The FBI announced yesterday that its Next Generation Identification (NGI) system is now fully operational, the Verge reports. Among other features detailed here, NGI features the oft-fear-inducing Interstate Photo System (IPS), which stores millions of citizens’ photographs, and is designed to help law enforcement pair names and faces associated with criminal activity.
As per the release,
The IPS facial recognition service will provide the nation’s law enforcement community with an investigative tool that provides an image-searching capability of photographs associated with criminal identities. This effort is a significant step forward for the criminal justice community in utilizing biometrics as an investigative enabler.
The FBI says NGI will ultimately replace its Integrated Automated Fingerprint Identification System (IAFIS), the fingerprint and criminal history database it’s been using since 1999.
If you’re creeped out by the prospect of law enforcement using facial recognition, you probably won’t be thrilled to know the FBI isn’t the only group using it — or planning on using it. As we reported last summer, the Department of Homeland Security is also working on the Biometric Optical Surveillance System, or BOSS, which would match faces in a crowd to names on a watch list.

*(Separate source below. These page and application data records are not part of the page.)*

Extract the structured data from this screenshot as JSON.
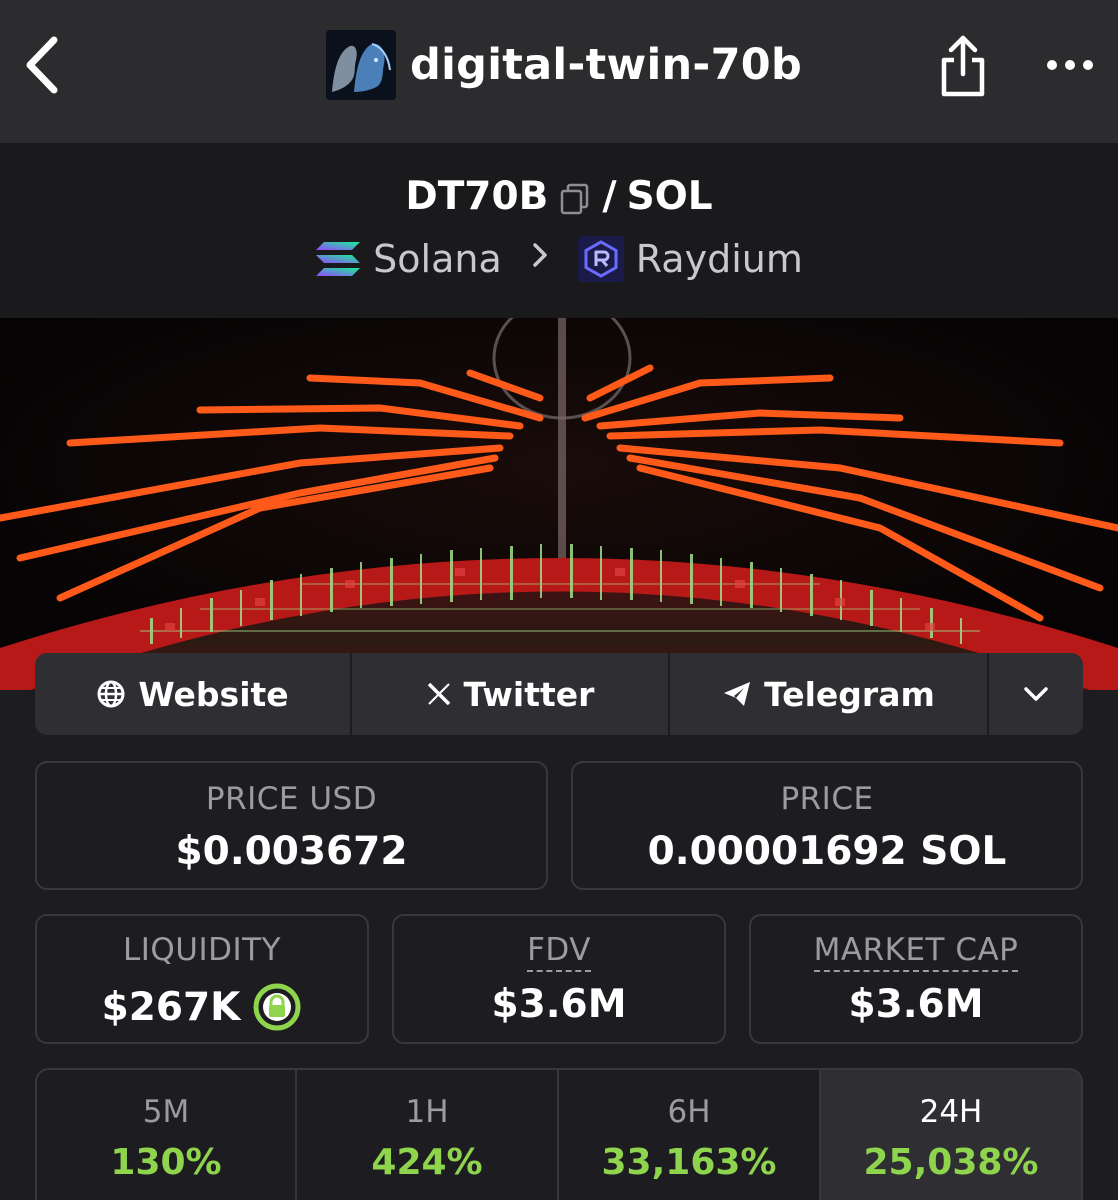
{
  "nav": {
    "title": "digital-twin-70b"
  },
  "pair": {
    "base": "DT70B",
    "separator": "/",
    "quote": "SOL",
    "chain": "Solana",
    "dex": "Raydium"
  },
  "links": {
    "website": "Website",
    "twitter": "Twitter",
    "telegram": "Telegram"
  },
  "stats": {
    "price_usd_label": "PRICE USD",
    "price_usd_value": "$0.003672",
    "price_label": "PRICE",
    "price_value": "0.00001692 SOL",
    "liquidity_label": "LIQUIDITY",
    "liquidity_value": "$267K",
    "fdv_label": "FDV",
    "fdv_value": "$3.6M",
    "mcap_label": "MARKET CAP",
    "mcap_value": "$3.6M"
  },
  "changes": [
    {
      "label": "5M",
      "value": "130%"
    },
    {
      "label": "1H",
      "value": "424%"
    },
    {
      "label": "6H",
      "value": "33,163%"
    },
    {
      "label": "24H",
      "value": "25,038%"
    }
  ],
  "colors": {
    "positive": "#8fd44d",
    "lock": "#8fd44d",
    "background": "#1d1d21"
  }
}
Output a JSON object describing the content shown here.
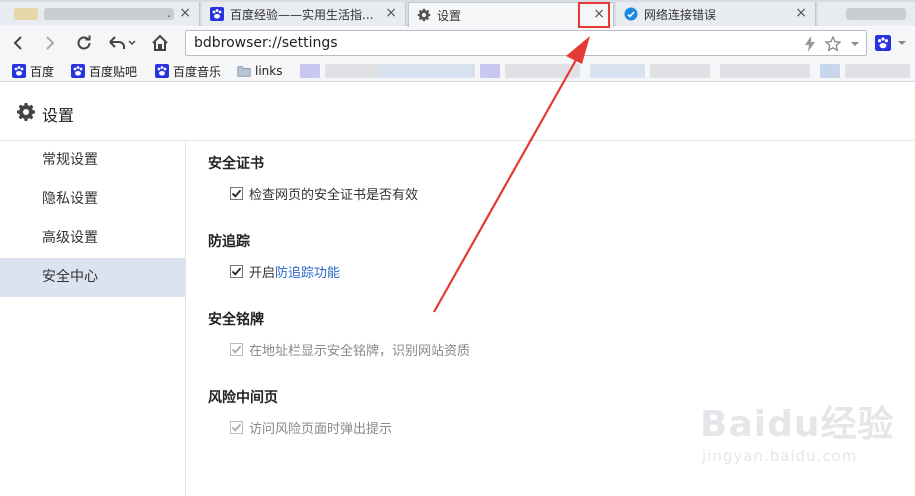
{
  "tabs": [
    {
      "title": "",
      "blurred": true
    },
    {
      "title": "百度经验——实用生活指...",
      "favicon": "baidu-paw-icon"
    },
    {
      "title": "设置",
      "favicon": "gear-icon",
      "active": true
    },
    {
      "title": "网络连接错误",
      "favicon": "globe-icon"
    }
  ],
  "tab_close_glyph": "×",
  "address_bar": {
    "url": "bdbrowser://settings"
  },
  "bookmarks": [
    {
      "label": "百度",
      "icon": "baidu-paw-icon"
    },
    {
      "label": "百度贴吧",
      "icon": "baidu-paw-icon"
    },
    {
      "label": "百度音乐",
      "icon": "baidu-paw-icon"
    },
    {
      "label": "links",
      "icon": "folder-icon"
    }
  ],
  "page": {
    "title": "设置"
  },
  "sidebar": {
    "items": [
      {
        "label": "常规设置"
      },
      {
        "label": "隐私设置"
      },
      {
        "label": "高级设置"
      },
      {
        "label": "安全中心",
        "active": true
      }
    ]
  },
  "sections": [
    {
      "title": "安全证书",
      "option": "检查网页的安全证书是否有效",
      "checked": true,
      "disabled": false
    },
    {
      "title": "防追踪",
      "option_prefix": "开启",
      "option_link": "防追踪功能",
      "checked": true,
      "disabled": false
    },
    {
      "title": "安全铭牌",
      "option": "在地址栏显示安全铭牌，识别网站资质",
      "checked": true,
      "disabled": true
    },
    {
      "title": "风险中间页",
      "option": "访问风险页面时弹出提示",
      "checked": true,
      "disabled": true
    }
  ],
  "watermark": {
    "brand": "Baidu经验",
    "site": "jingyan.baidu.com"
  },
  "colors": {
    "accent_link": "#2a66c9",
    "sidebar_active": "#dbe3f1",
    "annotation": "#e53935",
    "baidu_blue": "#2932e1"
  }
}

If it soothes your fears at all, the Verge notes that the FBI’s system isn’t believed to have a stellar success rate. When a face is inputted into the system, NGI reportedly offers 50 different possible candidates, and there’s only an 85 percent chance that the suspect’s name will actually be on the list.
Whatever the case, looks like now might be a great time to break out your insanely creepy anti-facial-recognition mask.